Aftican Americans enlisted by the hundreds of thousands during World War II,
swelling the ranks of the U.S. Military by more than a million strong. And
as they had in every U.S. War from the Revolutionary War on, blacks signed up
with two goals in mind: To fight for the country they loved and to earn,
on the battlefield, the respect they'd been so long denied at home.
Lieutenant Welton I. Taylor, a lanky kid from the South Side of Chicago, was
no different. Trained as a liaison pilot for the Army Field Artillery, he
longed to defend his country by directing hailstorms of 155mm howlitzer shells
onto enemy positions. byt Taylor's goals and those of the jajority of
black soldiers serving during World War II would remain elusive. The U. S.
Army believed blacks ill-suited for combat and relegated most black units to
labor battalions or the Quartermaster Corps. Even those men who eventually
fought in Italy or in the jungles of Bouganville found they were fighting on two
fronts--battling not just the enemy, but Jim Crow in the barracks and the mess
halls too. For these men of the Greatest Generation, World War II was just
the newest war. The Civil War--long since over but never truly won--raged
Deployed to the South Pacific with the all-black 93rd Division, Lieutenant
Taylor faced the enemy and the segregated U.S. Army, too, but did as his father
taught him: he played the hand he was dealt. In the process, Taylor
outsmarted both the Jim Crow Army and the enemy and proved that race is a poor
yardstick by which to judge a man.

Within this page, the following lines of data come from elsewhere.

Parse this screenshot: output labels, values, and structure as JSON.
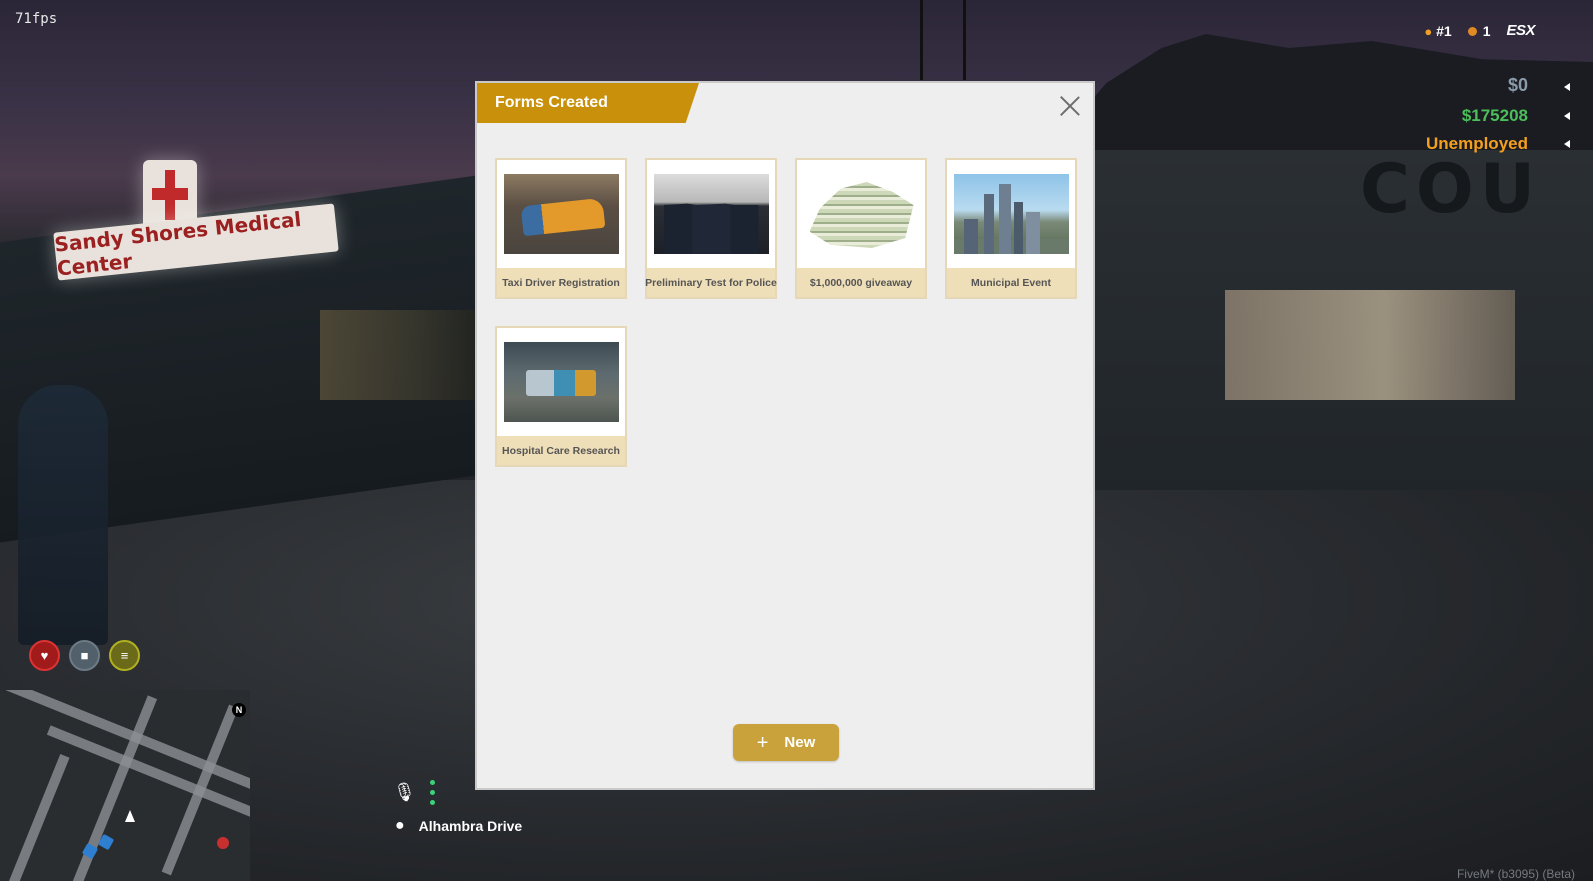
{
  "hud": {
    "fps": "71fps",
    "player_id": "#1",
    "coins": "1",
    "server_logo": "ESX",
    "cash": "$0",
    "bank": "$175208",
    "job": "Unemployed",
    "street": "Alhambra Drive",
    "build": "FiveM* (b3095) (Beta)"
  },
  "status": {
    "health_icon": "heart-icon",
    "thirst_icon": "water-icon",
    "hunger_icon": "food-icon"
  },
  "minimap": {
    "north": "N"
  },
  "background": {
    "sign": "Sandy Shores Medical Center",
    "building_text": "COU"
  },
  "modal": {
    "title": "Forms Created",
    "close_icon": "close-icon",
    "forms": [
      {
        "label": "Taxi Driver Registration",
        "image": "taxi"
      },
      {
        "label": "Preliminary Test for Police",
        "image": "police"
      },
      {
        "label": "$1,000,000 giveaway",
        "image": "cash"
      },
      {
        "label": "Municipal Event",
        "image": "city"
      },
      {
        "label": "Hospital Care Research",
        "image": "hospital"
      }
    ],
    "new_button": {
      "icon": "+",
      "label": "New"
    }
  },
  "colors": {
    "accent": "#c8900b",
    "button": "#c9a23c",
    "card_label_bg": "#efdfb8",
    "modal_bg": "#eeeeee",
    "cash": "#8a9aa8",
    "bank": "#4cbe5a",
    "job": "#f4a01e"
  }
}
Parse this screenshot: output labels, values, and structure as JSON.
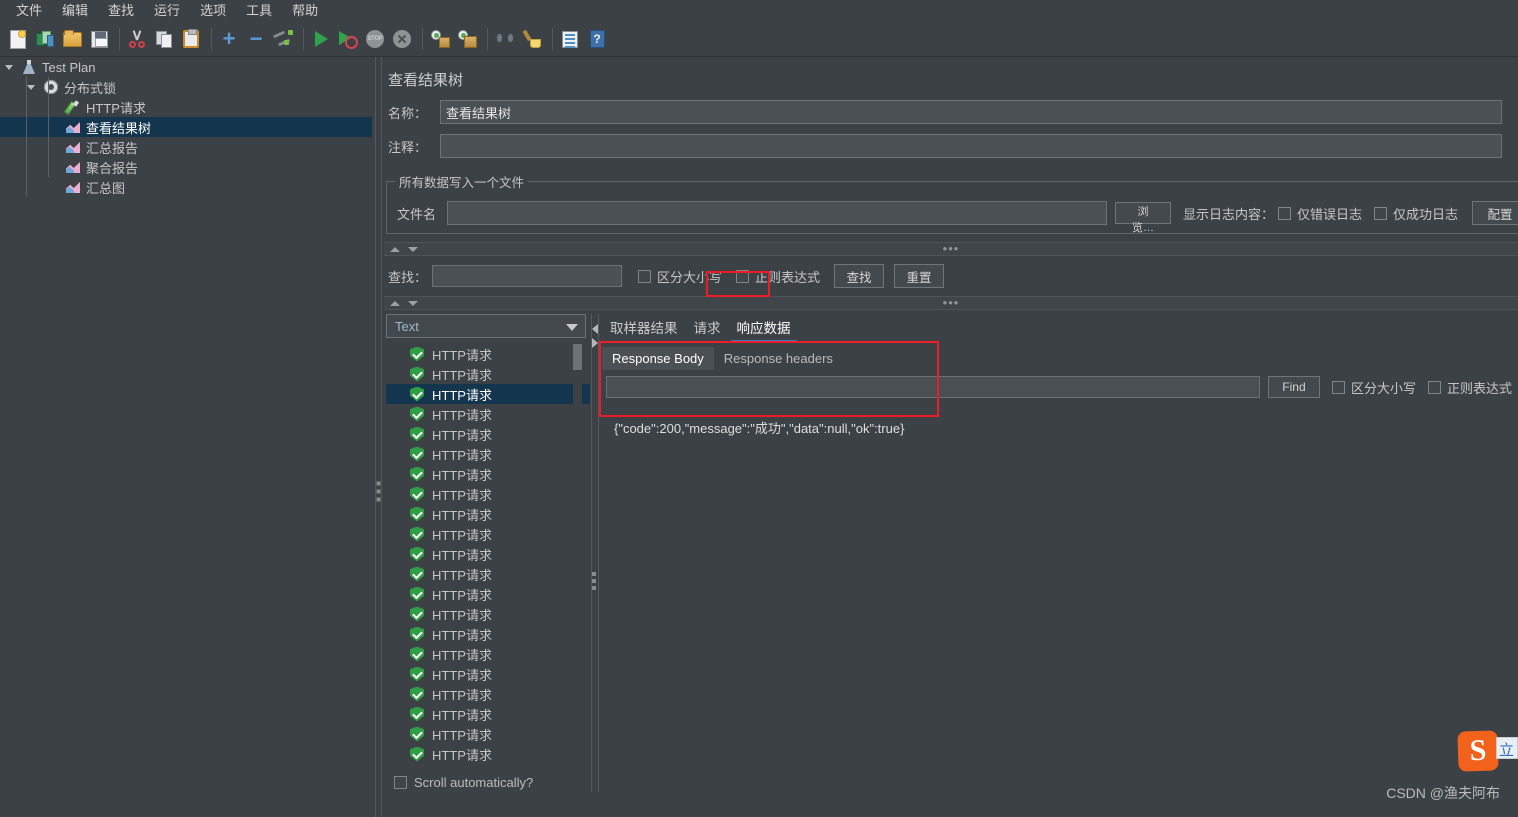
{
  "menu": {
    "items": [
      {
        "label": "文件",
        "name": "menu-file"
      },
      {
        "label": "编辑",
        "name": "menu-edit"
      },
      {
        "label": "查找",
        "name": "menu-search"
      },
      {
        "label": "运行",
        "name": "menu-run"
      },
      {
        "label": "选项",
        "name": "menu-options"
      },
      {
        "label": "工具",
        "name": "menu-tools"
      },
      {
        "label": "帮助",
        "name": "menu-help"
      }
    ]
  },
  "toolbar": {
    "icons": [
      "new-document-icon",
      "templates-icon",
      "open-folder-icon",
      "save-icon",
      "cut-icon",
      "copy-icon",
      "paste-icon",
      "expand-all-icon",
      "collapse-all-icon",
      "toggle-icon",
      "start-icon",
      "start-no-pauses-icon",
      "stop-icon",
      "shutdown-icon",
      "clear-icon",
      "clear-all-icon",
      "search-icon",
      "search-reset-icon",
      "function-helper-icon",
      "help-icon"
    ]
  },
  "tree": {
    "items": [
      {
        "label": "Test Plan",
        "icon": "test-plan-icon",
        "depth": 0,
        "caret": true,
        "selected": false,
        "name": "tree-item-test-plan"
      },
      {
        "label": "分布式锁",
        "icon": "thread-group-icon",
        "depth": 1,
        "caret": true,
        "selected": false,
        "name": "tree-item-thread-group"
      },
      {
        "label": "HTTP请求",
        "icon": "http-sampler-icon",
        "depth": 2,
        "caret": false,
        "selected": false,
        "name": "tree-item-http-request"
      },
      {
        "label": "查看结果树",
        "icon": "listener-icon",
        "depth": 2,
        "caret": false,
        "selected": true,
        "name": "tree-item-view-results-tree"
      },
      {
        "label": "汇总报告",
        "icon": "listener-icon",
        "depth": 2,
        "caret": false,
        "selected": false,
        "name": "tree-item-summary-report"
      },
      {
        "label": "聚合报告",
        "icon": "listener-icon",
        "depth": 2,
        "caret": false,
        "selected": false,
        "name": "tree-item-aggregate-report"
      },
      {
        "label": "汇总图",
        "icon": "listener-icon",
        "depth": 2,
        "caret": false,
        "selected": false,
        "name": "tree-item-summary-graph"
      }
    ]
  },
  "panel": {
    "title": "查看结果树",
    "name_label": "名称：",
    "name_value": "查看结果树",
    "comment_label": "注释：",
    "comment_value": "",
    "file_group_legend": "所有数据写入一个文件",
    "filename_label": "文件名",
    "filename_value": "",
    "browse_button": "浏览…",
    "log_display_label": "显示日志内容：",
    "errors_only_label": "仅错误日志",
    "success_only_label": "仅成功日志",
    "configure_button": "配置"
  },
  "search": {
    "label": "查找：",
    "value": "",
    "case_sensitive_label": "区分大小写",
    "regex_label": "正则表达式",
    "find_button": "查找",
    "reset_button": "重置"
  },
  "results": {
    "renderer_selected": "Text",
    "autoscroll_label": "Scroll automatically?",
    "sample_label": "HTTP请求",
    "sample_count": 24,
    "selected_index": 2,
    "tabs": [
      {
        "label": "取样器结果",
        "active": false,
        "boxed": false,
        "name": "tab-sampler-result"
      },
      {
        "label": "请求",
        "active": false,
        "boxed": false,
        "name": "tab-request"
      },
      {
        "label": "响应数据",
        "active": true,
        "boxed": true,
        "name": "tab-response-data"
      }
    ],
    "subtabs": [
      {
        "label": "Response Body",
        "active": true,
        "name": "subtab-response-body"
      },
      {
        "label": "Response headers",
        "active": false,
        "name": "subtab-response-headers"
      }
    ],
    "find_value": "",
    "find_button": "Find",
    "find_case_label": "区分大小写",
    "find_regex_label": "正则表达式",
    "response_body": "{\"code\":200,\"message\":\"成功\",\"data\":null,\"ok\":true}"
  },
  "watermark": {
    "csdn": "CSDN @渔夫阿布",
    "ime_logo": "S",
    "ime_text": "立"
  },
  "colors": {
    "background": "#3c4145",
    "selection": "#13354e",
    "accent": "#2f7fd0",
    "highlight_box": "#ee1c24",
    "success_green": "#2f9e44"
  }
}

Two Steps From Glory is his story and
that of so many more.
By Maj. Welton I. Taylor, Paperback, 436 Pages